Information provided below:

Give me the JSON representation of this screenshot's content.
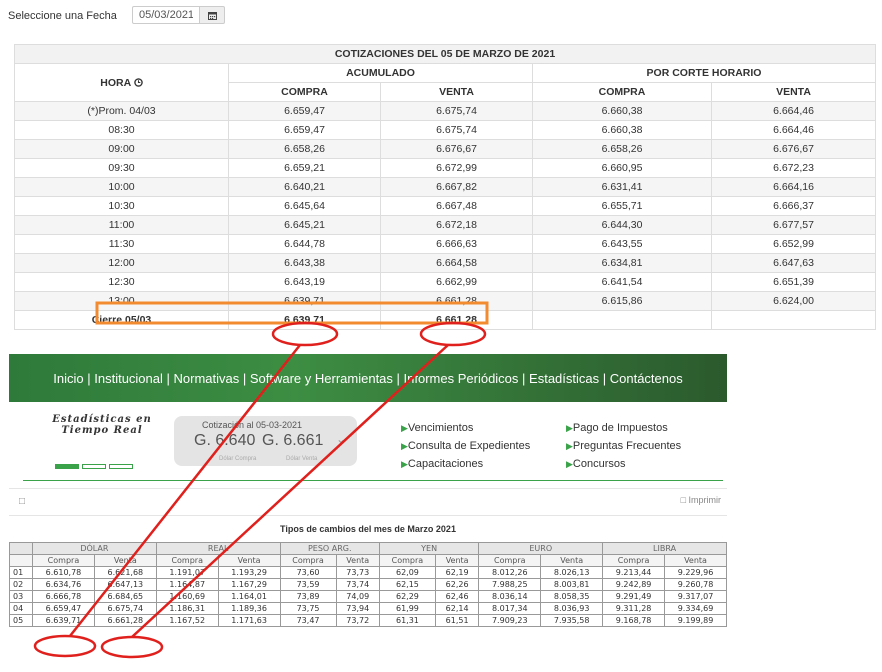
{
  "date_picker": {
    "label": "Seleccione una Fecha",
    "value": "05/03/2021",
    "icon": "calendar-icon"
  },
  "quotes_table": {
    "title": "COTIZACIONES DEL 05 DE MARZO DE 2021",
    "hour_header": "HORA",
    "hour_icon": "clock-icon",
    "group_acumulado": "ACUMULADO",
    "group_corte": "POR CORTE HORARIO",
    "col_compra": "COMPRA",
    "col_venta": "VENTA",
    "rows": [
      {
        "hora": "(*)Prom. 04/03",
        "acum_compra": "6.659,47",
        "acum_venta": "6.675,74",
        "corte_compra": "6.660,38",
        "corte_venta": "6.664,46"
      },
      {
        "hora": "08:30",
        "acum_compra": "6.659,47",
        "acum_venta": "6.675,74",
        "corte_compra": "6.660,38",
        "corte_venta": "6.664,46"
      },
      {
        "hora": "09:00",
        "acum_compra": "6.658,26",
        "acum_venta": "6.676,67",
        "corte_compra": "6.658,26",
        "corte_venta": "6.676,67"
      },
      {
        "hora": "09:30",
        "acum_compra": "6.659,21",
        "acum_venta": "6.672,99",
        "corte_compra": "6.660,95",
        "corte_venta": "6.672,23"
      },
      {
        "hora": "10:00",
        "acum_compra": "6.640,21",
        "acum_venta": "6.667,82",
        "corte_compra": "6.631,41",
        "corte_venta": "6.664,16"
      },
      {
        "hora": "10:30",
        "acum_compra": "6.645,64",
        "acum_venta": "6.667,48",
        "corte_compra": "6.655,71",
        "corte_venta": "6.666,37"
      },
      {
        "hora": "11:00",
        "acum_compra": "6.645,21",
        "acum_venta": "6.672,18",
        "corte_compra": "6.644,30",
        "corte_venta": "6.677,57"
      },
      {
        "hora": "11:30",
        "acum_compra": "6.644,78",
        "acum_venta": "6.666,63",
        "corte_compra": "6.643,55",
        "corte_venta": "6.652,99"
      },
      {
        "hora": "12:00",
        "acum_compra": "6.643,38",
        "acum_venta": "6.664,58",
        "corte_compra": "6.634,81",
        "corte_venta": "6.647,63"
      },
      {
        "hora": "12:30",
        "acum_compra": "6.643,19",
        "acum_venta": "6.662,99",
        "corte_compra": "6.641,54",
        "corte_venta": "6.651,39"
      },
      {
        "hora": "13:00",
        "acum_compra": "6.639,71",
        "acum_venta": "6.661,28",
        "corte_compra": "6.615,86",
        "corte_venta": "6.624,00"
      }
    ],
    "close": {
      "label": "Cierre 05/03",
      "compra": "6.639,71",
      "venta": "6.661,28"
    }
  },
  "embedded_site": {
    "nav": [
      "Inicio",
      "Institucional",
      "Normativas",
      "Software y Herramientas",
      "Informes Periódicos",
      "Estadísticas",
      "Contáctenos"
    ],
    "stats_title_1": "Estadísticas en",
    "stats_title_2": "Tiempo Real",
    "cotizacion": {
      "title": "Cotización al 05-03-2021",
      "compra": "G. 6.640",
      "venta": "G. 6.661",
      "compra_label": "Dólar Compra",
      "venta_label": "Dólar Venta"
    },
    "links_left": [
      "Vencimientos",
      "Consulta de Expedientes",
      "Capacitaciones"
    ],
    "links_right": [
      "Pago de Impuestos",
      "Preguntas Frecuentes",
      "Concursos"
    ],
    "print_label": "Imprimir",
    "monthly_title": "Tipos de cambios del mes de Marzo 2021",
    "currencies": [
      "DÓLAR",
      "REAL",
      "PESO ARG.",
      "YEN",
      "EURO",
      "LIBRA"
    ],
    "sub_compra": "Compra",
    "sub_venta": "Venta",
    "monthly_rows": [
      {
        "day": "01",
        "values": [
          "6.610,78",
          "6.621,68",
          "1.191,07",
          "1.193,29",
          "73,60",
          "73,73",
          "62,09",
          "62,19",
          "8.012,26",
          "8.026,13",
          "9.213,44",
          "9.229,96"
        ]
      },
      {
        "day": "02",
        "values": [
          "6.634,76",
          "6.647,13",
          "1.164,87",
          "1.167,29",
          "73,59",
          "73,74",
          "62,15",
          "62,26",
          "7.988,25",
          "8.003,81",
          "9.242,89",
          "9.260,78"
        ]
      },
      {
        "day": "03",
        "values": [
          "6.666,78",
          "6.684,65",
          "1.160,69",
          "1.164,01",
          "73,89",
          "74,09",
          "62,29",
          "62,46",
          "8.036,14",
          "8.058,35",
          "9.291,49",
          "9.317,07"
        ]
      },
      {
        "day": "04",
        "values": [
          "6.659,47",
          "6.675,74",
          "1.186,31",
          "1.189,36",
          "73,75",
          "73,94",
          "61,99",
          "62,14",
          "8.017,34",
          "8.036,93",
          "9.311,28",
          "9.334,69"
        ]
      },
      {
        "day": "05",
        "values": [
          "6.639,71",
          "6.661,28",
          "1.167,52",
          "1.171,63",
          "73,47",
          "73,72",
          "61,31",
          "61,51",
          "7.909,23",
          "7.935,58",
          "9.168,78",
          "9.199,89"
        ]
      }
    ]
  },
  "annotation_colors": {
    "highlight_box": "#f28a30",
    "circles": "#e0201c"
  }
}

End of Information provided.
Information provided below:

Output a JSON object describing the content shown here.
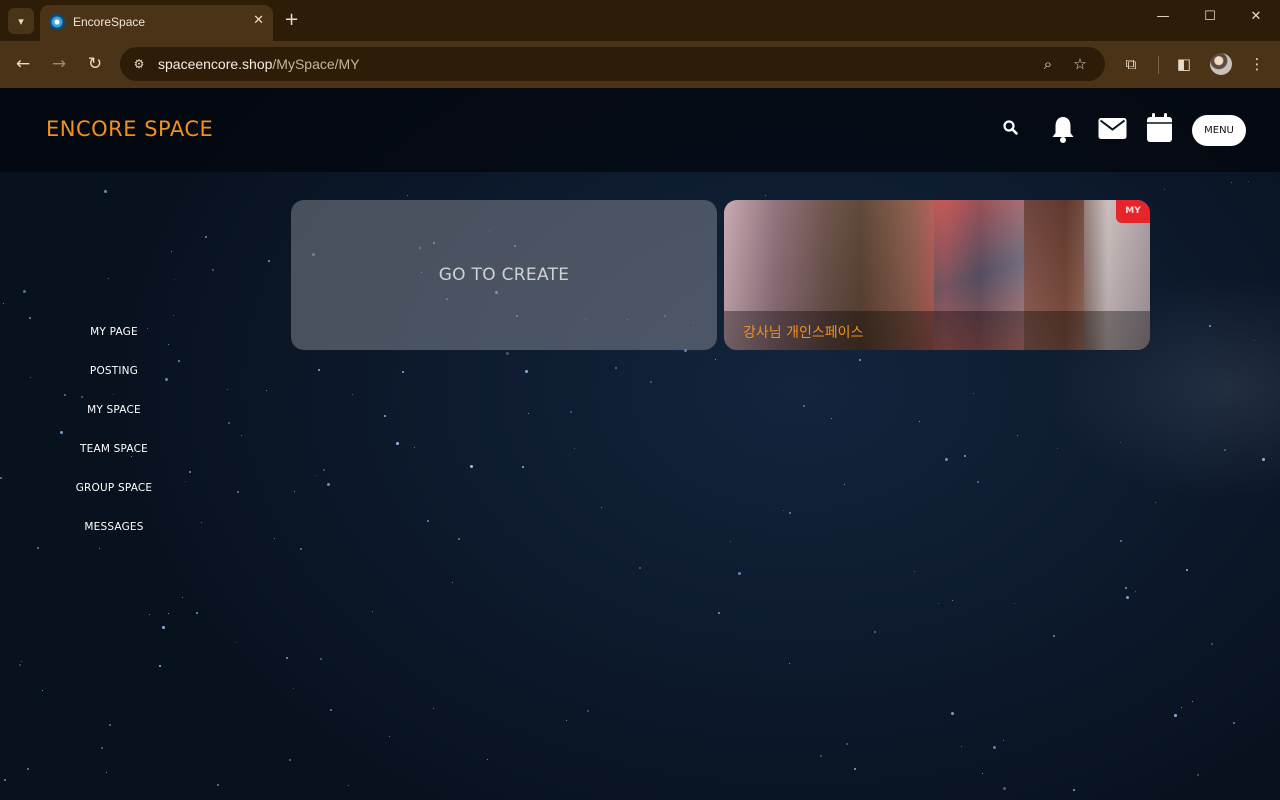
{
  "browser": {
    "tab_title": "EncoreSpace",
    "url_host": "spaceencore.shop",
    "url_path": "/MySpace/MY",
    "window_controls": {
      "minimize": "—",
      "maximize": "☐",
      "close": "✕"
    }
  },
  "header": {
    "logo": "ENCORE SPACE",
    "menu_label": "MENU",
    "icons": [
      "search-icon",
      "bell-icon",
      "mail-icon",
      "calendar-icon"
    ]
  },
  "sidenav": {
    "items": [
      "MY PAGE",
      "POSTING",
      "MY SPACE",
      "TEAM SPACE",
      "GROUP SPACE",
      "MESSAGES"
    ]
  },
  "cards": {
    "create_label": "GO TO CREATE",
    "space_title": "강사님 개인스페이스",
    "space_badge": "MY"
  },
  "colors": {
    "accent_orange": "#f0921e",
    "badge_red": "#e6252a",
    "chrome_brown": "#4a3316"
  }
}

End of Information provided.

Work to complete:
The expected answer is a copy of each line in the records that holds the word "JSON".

Result of this exercise:
Give me the JSON representation of this screenshot's content.
Output a JSON object describing the content shown here.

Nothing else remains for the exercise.